At the end of each year the top 25 albums are released. The ultimate aim of the game is to release a number one album. The game starts off in the year 1990 and thirty years later, Killing Boys finally had hit the top of the charts with ‘Butter my Biscuits’. They were the happiest 50 year old’s I’ve ever seen.
As far as I can tell, the game is endless. Once I had $65m in the bank, a number one album, and all 14 Steam achievements, I stopped playing. I’m assuming I could have gone on and on – bands naturally retire at a certain age but you remedy this by simply signing up a new band.
In time, once you have the money, you can upgrade your studio twice, with each $50,000 spending spree allowing you to take on a new group.
The only way to lose the game is by spending all your money, forcing you to declare bankruptcy. This happened to me on my first attempt because the game forgets to tell you about the most important aspect.
Contrary to popular belief, I’m not an idiot. I had tutorials turned on and I was reading everything that was put in front of me. I failed my first attempt because the game neglects to properly explain about energy.
You have a monthly financial cycle, broken down into four weeks. You can do one action per week, whether this is training your musicians, organising an event, upgrading your scout, booking an album release etc. Each of these actions costs energy and every time you end a week you’ll gain energy back to spend. Different actions require different amounts of energy. The first time I was asked to release an album, the icon wasn’t available. I assumed it was because the band didn’t have a good enough rating or because we needed more fans. So each week I would train the musicians. The band got better and fans multiplied at an alarming rate but I could never click on the album icon. Eventually we ran out of money and it was game over.
A little confused as to what I had done wrong, I started again. I noticed a lightning bolt on the screen that had a number next to it. This number changed from week to week and then the penny dropped. Before long I had mastered the game.
Rehearse, gig, release an album. The game is repetitive, but aside from going bankrupt, the other main hurdle to success is the band itself. Every time you click ‘end week’ you do so hoping the prima donnas have behaved themselves.
Once Killing Boys hit the big time, not a day went by when they weren’t seemingly going out of their way to make my life a misery. My singer was constantly in trouble for xenophobic comments. My guitarist kept beating up TV hosts.
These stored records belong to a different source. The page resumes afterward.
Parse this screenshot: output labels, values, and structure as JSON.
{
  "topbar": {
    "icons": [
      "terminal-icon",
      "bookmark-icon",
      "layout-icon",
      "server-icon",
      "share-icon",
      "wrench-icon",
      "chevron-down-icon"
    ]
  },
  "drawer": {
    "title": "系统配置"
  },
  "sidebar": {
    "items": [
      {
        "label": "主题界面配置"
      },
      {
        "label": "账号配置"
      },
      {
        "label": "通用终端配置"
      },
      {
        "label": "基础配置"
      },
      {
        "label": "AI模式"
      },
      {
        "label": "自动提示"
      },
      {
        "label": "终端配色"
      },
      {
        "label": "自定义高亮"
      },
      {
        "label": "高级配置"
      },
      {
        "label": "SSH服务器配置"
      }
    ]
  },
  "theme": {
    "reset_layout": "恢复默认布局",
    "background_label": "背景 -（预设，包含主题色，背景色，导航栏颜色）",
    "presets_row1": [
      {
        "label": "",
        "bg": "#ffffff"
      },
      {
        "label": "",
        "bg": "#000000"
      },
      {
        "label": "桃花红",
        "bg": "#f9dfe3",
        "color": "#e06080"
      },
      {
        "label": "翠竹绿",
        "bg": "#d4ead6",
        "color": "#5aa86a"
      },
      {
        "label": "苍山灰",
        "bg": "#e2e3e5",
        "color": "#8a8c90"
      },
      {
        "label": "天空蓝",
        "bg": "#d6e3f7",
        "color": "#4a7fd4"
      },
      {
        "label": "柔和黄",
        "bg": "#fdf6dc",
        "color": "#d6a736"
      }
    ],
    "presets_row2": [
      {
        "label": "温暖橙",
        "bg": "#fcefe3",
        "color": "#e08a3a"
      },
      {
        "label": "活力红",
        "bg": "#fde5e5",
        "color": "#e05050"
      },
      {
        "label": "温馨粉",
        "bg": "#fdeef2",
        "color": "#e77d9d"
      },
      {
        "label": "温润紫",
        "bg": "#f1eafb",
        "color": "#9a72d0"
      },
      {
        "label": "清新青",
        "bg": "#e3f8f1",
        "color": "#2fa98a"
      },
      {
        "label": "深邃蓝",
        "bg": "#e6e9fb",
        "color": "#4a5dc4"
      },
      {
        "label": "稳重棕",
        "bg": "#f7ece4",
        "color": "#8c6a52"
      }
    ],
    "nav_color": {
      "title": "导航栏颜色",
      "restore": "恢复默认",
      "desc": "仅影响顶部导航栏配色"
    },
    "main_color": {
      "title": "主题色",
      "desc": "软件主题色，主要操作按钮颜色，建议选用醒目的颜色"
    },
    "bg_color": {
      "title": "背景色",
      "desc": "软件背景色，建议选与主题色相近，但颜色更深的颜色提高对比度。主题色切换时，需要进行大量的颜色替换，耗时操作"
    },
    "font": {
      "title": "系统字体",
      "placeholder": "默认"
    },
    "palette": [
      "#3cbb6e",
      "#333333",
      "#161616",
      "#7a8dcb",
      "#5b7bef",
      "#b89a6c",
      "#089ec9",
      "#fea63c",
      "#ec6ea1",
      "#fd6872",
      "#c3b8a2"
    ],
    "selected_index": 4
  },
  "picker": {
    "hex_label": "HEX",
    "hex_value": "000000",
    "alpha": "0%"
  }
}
My bass player kept getting fans pregnant, and my drummer – bless her – was just tired all the time.
These random acts are what make the game so much fun.
Once in a blue moon, you’ll get messages that won’t raise your blood pressure. Sometimes you’ll be notified that someone has covered one of your songs and you’ll have the chance to help promote their work (either that or sue them). On other occasions, not every fan can make it to your shows and you can choose to cover their travel costs. This adds to your reputation and garners you a lot of new followers.
There is a really good mix and the balancing act of routine and random is excellently implemented.
I can’t stress enough that I paid less than £2 for Rock Star Manager and it is a little beauty.
I couldn’t really find any information on the developer/publisher. However, they do have an itch page and they are on Facebook. I will be making a special effort to try to let them know how much I enjoyed this game.
If you have a spare couple of quid, please consider supporting this studio.
Rock Star Manager is out now on Steam